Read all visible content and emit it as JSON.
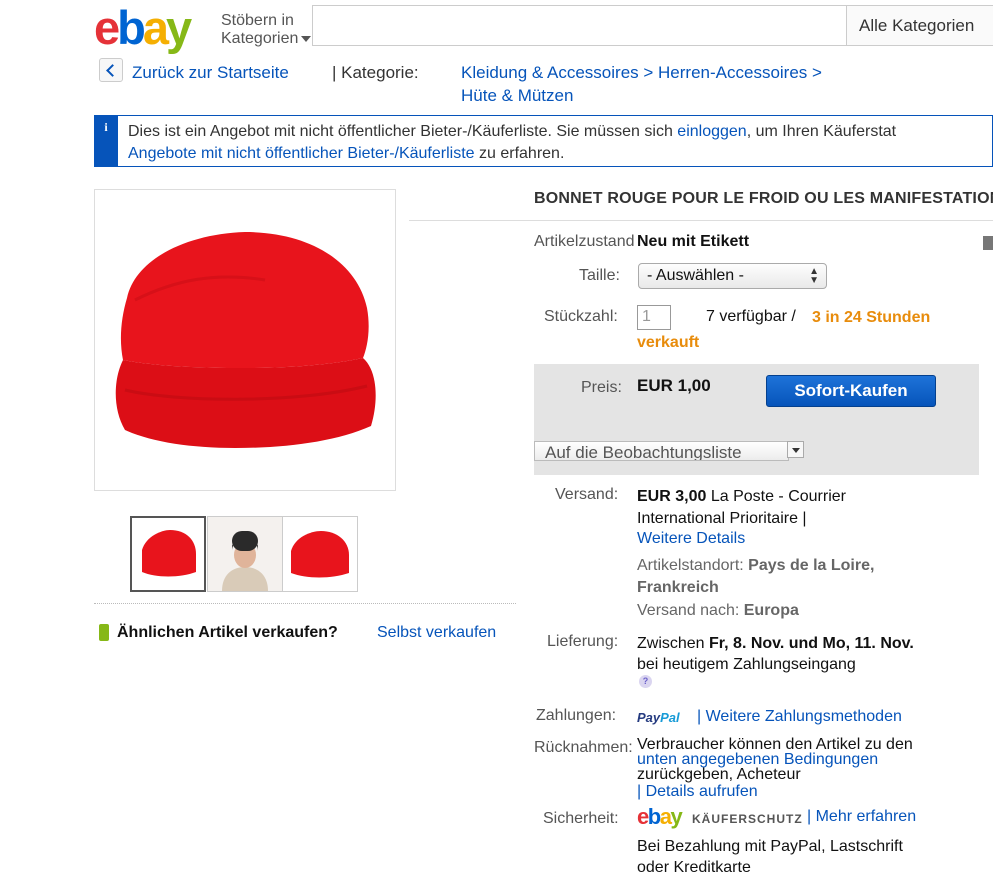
{
  "header": {
    "logo": [
      "e",
      "b",
      "a",
      "y"
    ],
    "browse_line1": "Stöbern in",
    "browse_line2": "Kategorien",
    "search_placeholder": "",
    "category_select": "Alle Kategorien"
  },
  "breadcrumb": {
    "back": "Zurück zur Startseite",
    "sep": "| Kategorie:",
    "line1": "Kleidung & Accessoires > Herren-Accessoires >",
    "line2": "Hüte & Mützen"
  },
  "info": {
    "icon": "i",
    "text1": "Dies ist ein Angebot mit nicht öffentlicher Bieter-/Käuferliste. Sie müssen sich ",
    "login": "einloggen",
    "text2": ", um Ihren Käuferstat",
    "link2": "Angebote mit nicht öffentlicher Bieter-/Käuferliste",
    "text3": " zu erfahren."
  },
  "seller": {
    "text": "Ähnlichen Artikel verkaufen?",
    "link": "Selbst verkaufen"
  },
  "item": {
    "title": "BONNET ROUGE POUR LE FROID OU LES MANIFESTATION",
    "condition_label": "Artikelzustand",
    "condition_value": "Neu mit Etikett",
    "size_label": "Taille:",
    "size_select": "- Auswählen -",
    "qty_label": "Stückzahl:",
    "qty_value": "1",
    "available": "7 verfügbar /",
    "sold_1": "3 in 24 Stunden",
    "sold_2": "verkauft",
    "price_label": "Preis:",
    "price_value": "EUR 1,00",
    "buy_button": "Sofort-Kaufen",
    "watch_button": "Auf die Beobachtungsliste"
  },
  "shipping": {
    "label": "Versand:",
    "price": "EUR 3,00",
    "service1": " La Poste - Courrier",
    "service2": "International Prioritaire |",
    "details_link": "Weitere Details",
    "location_label": "Artikelstandort: ",
    "location_1": "Pays de la Loire,",
    "location_2": "Frankreich",
    "to_label": "Versand nach: ",
    "to_value": "Europa"
  },
  "delivery": {
    "label": "Lieferung:",
    "pre": "Zwischen ",
    "dates": "Fr, 8. Nov. und Mo, 11. Nov.",
    "line2": "bei heutigem Zahlungseingang",
    "help_icon": "?"
  },
  "payment": {
    "label": "Zahlungen:",
    "paypal_1": "Pay",
    "paypal_2": "Pal",
    "link": "| Weitere Zahlungsmethoden"
  },
  "returns": {
    "label": "Rücknahmen:",
    "line1": "Verbraucher können den Artikel zu den",
    "link": "unten angegebenen Bedingungen",
    "line3": "zurückgeben, Acheteur",
    "details": "| Details aufrufen"
  },
  "security": {
    "label": "Sicherheit:",
    "logo": [
      "e",
      "b",
      "a",
      "y"
    ],
    "kaeufer": "KÄUFERSCHUTZ",
    "link": "| Mehr erfahren",
    "line1": "Bei Bezahlung mit PayPal, Lastschrift",
    "line2": "oder Kreditkarte"
  },
  "colors": {
    "accent": "#0654ba",
    "orange": "#e88c0c",
    "hat": "#e8141c"
  }
}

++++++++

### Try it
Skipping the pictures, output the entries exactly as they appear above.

### Answer for this exercise
Read all visible content and emit it as JSON.
{
  "header": {
    "logo": [
      "e",
      "b",
      "a",
      "y"
    ],
    "browse_line1": "Stöbern in",
    "browse_line2": "Kategorien",
    "search_placeholder": "",
    "category_select": "Alle Kategorien"
  },
  "breadcrumb": {
    "back": "Zurück zur Startseite",
    "sep": "| Kategorie:",
    "line1": "Kleidung & Accessoires > Herren-Accessoires >",
    "line2": "Hüte & Mützen"
  },
  "info": {
    "icon": "i",
    "text1": "Dies ist ein Angebot mit nicht öffentlicher Bieter-/Käuferliste. Sie müssen sich ",
    "login": "einloggen",
    "text2": ", um Ihren Käuferstat",
    "link2": "Angebote mit nicht öffentlicher Bieter-/Käuferliste",
    "text3": " zu erfahren."
  },
  "seller": {
    "text": "Ähnlichen Artikel verkaufen?",
    "link": "Selbst verkaufen"
  },
  "item": {
    "title": "BONNET ROUGE POUR LE FROID OU LES MANIFESTATION",
    "condition_label": "Artikelzustand",
    "condition_value": "Neu mit Etikett",
    "size_label": "Taille:",
    "size_select": "- Auswählen -",
    "qty_label": "Stückzahl:",
    "qty_value": "1",
    "available": "7 verfügbar /",
    "sold_1": "3 in 24 Stunden",
    "sold_2": "verkauft",
    "price_label": "Preis:",
    "price_value": "EUR 1,00",
    "buy_button": "Sofort-Kaufen",
    "watch_button": "Auf die Beobachtungsliste"
  },
  "shipping": {
    "label": "Versand:",
    "price": "EUR 3,00",
    "service1": " La Poste - Courrier",
    "service2": "International Prioritaire |",
    "details_link": "Weitere Details",
    "location_label": "Artikelstandort: ",
    "location_1": "Pays de la Loire,",
    "location_2": "Frankreich",
    "to_label": "Versand nach: ",
    "to_value": "Europa"
  },
  "delivery": {
    "label": "Lieferung:",
    "pre": "Zwischen ",
    "dates": "Fr, 8. Nov. und Mo, 11. Nov.",
    "line2": "bei heutigem Zahlungseingang",
    "help_icon": "?"
  },
  "payment": {
    "label": "Zahlungen:",
    "paypal_1": "Pay",
    "paypal_2": "Pal",
    "link": "| Weitere Zahlungsmethoden"
  },
  "returns": {
    "label": "Rücknahmen:",
    "line1": "Verbraucher können den Artikel zu den",
    "link": "unten angegebenen Bedingungen",
    "line3": "zurückgeben, Acheteur",
    "details": "| Details aufrufen"
  },
  "security": {
    "label": "Sicherheit:",
    "logo": [
      "e",
      "b",
      "a",
      "y"
    ],
    "kaeufer": "KÄUFERSCHUTZ",
    "link": "| Mehr erfahren",
    "line1": "Bei Bezahlung mit PayPal, Lastschrift",
    "line2": "oder Kreditkarte"
  },
  "colors": {
    "accent": "#0654ba",
    "orange": "#e88c0c",
    "hat": "#e8141c"
  }
}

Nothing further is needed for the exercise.